As mentioned in the Mother’s Day #2 post, I have read a short book called Life After The Death Of My Son: What I am Learning by Dennis Apple. This father lost his 19-year old son due to complications brought on by mono. He died in his sleep on the family room couch and was discovered by his dad. It was a totally unexpected death of an otherwise healthy young man. He wrote this book 17 years after the death of his son and I have found much that validates my own feelings/experiences with gentle guidance for the long road ahead.
On the grief journey:
- First year was a daze - living a parent's worst nightmare.
- Second year, facing painful reminders on the calendar, "we knew we were in this for the long haul."
- Parents who have lost a child are in a fog, like waking up from general anesthesia, for years, not days.
- "Bereaved parents feel as though they're on a long, sad march but have no final destination. We feel as though this overwhelming sadness will be with us forever."
- "Bereaved parents are also learning how to play hurt, but the casual onlooker has no idea how badly they've been injured or how long it will take to recover."
- Grieve until the "cup of sorrow is fully drained."
- In the author's case, it was five long years before he and his wife were ready to move forward with their lives.
Although it is daunting to think that my grief journey is in it's infancy, I don't shy away from this truth. Deep in my heart and soul, I know it will take a very, very long time to recover from or be reconciled to Josh's death. How long? I don't know. Why so long? Apple gives some answers.
Why the death of a child, in particular, is so hard:
- Losing a child is like "having your heart ripped out of you, without the aid of an anesthetic."
- It is unnatural - summed up in this saying: "When I buried my parents, I buried my past; when I buried my spouse, I buried my present; but when I buried my child, I buried my future."
- A child carries the parent's DNA. Everything connected to the parent that was in that child dies as well: physical features, mannerisms, idiosyncrasies, etc.
- This death is unique, creating a cascade of other losses: future birthdays, graduation celebrations, first job, wedding, first home, grandchildren.
- Parents grieve over these additional losses.
I've learned that losing Josh has been a compound loss. Loss upon loss upon loss. Like dominoes - one falls and so they will eventually all fall. One event that builds upon itself. This is why it has been so overwhelming.
Why it will take as long as it takes:
- "As a parent mourns the death of her child, the mourning itself provides the connection between the parent and the child....an invisible umbilical cord that keeps the two connected. To cut the cord would be abandoning the child. Few grievers understand this truth, and it is the reason we become resentful of those who try to hurry us through our grief. To us who grieve, it feels as though they - the buck-up-and-get-over-it people - are trying to separate us from our child."

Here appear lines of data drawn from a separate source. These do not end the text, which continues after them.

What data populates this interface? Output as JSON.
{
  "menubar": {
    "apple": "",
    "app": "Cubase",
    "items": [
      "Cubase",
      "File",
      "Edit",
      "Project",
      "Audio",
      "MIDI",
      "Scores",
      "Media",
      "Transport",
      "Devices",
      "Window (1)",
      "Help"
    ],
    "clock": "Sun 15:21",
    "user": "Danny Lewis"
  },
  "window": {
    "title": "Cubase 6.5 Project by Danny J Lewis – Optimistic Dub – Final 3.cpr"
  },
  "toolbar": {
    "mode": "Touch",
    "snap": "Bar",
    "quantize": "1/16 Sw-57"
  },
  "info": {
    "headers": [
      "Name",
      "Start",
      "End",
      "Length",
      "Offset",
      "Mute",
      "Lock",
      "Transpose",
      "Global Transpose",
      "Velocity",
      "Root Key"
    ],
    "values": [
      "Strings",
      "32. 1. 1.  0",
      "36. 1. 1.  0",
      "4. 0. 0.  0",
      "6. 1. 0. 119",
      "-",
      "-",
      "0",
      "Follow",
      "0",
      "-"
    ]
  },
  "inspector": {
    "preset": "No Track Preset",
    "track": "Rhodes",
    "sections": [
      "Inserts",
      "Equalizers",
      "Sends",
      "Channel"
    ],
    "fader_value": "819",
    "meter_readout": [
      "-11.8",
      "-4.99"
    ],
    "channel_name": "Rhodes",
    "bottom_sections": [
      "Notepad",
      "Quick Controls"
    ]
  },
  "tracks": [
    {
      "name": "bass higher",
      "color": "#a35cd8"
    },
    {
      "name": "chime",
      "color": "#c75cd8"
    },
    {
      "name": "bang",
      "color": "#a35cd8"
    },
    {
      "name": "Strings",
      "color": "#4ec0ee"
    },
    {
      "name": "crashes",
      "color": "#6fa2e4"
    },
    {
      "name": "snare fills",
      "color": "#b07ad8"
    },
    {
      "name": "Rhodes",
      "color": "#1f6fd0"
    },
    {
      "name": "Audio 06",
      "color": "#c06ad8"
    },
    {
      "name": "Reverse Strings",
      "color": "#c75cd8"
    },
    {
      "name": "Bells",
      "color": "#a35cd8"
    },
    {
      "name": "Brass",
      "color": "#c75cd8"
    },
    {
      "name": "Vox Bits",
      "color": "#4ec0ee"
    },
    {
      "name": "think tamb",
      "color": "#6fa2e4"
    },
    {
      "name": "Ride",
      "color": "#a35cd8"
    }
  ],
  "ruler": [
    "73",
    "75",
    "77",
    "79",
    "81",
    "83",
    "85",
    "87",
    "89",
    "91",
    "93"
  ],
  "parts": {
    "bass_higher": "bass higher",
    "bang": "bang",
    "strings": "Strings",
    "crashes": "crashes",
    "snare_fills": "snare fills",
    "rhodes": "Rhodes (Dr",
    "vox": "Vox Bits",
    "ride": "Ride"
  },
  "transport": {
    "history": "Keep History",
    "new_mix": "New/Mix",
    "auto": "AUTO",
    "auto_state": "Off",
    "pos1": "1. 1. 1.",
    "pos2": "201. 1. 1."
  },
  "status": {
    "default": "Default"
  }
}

- In fact, people who try to push grieving parents towards a quick resolution, show that by doing so, they have not suffered this loss. Fellow bereaved parents know better.
- A good response for those well-meaning people: "People close on houses, not the death of a child."
The whole concept that mourning Josh maintains my connection to him is not something I could have articulated prior to reading this book, but it is true. And even the thought of someone saying "I should be over his death by now" makes me angry. I hope this is never said to me.
Why it means so much to keep up with Josh's friends:
- "Grieving parents keep a mental record of the age of their child, and they carefully watch whose who were friends of their child as they continue on."
Aha! This is why I like receiving emails, calls and visits from Josh's friends. Why I am happy to accept a friend request on Facebook. Why I know what college choices have been made. Why I have graduation photos in small frames on a table with Josh's pictures. Why his friend's sports photos are on my fridge. Why Tim goes to see his friends play football, basketball, baseball and lacrosse. We still want to know what goes on in these boy's lives - those who are the same age as our Josh would have been.
Do you ever get over it?
- This author's answer, seventeen years later: "No, you never get over it. It gets different, but you never get over it. For us, the first five years represent the worst of the nightmare. We'll have a big scar on our hearts forever."
Surely Josh did not know this would be the consequence of his fatal action. But I wish he did, for maybe that knowledge would have saved him.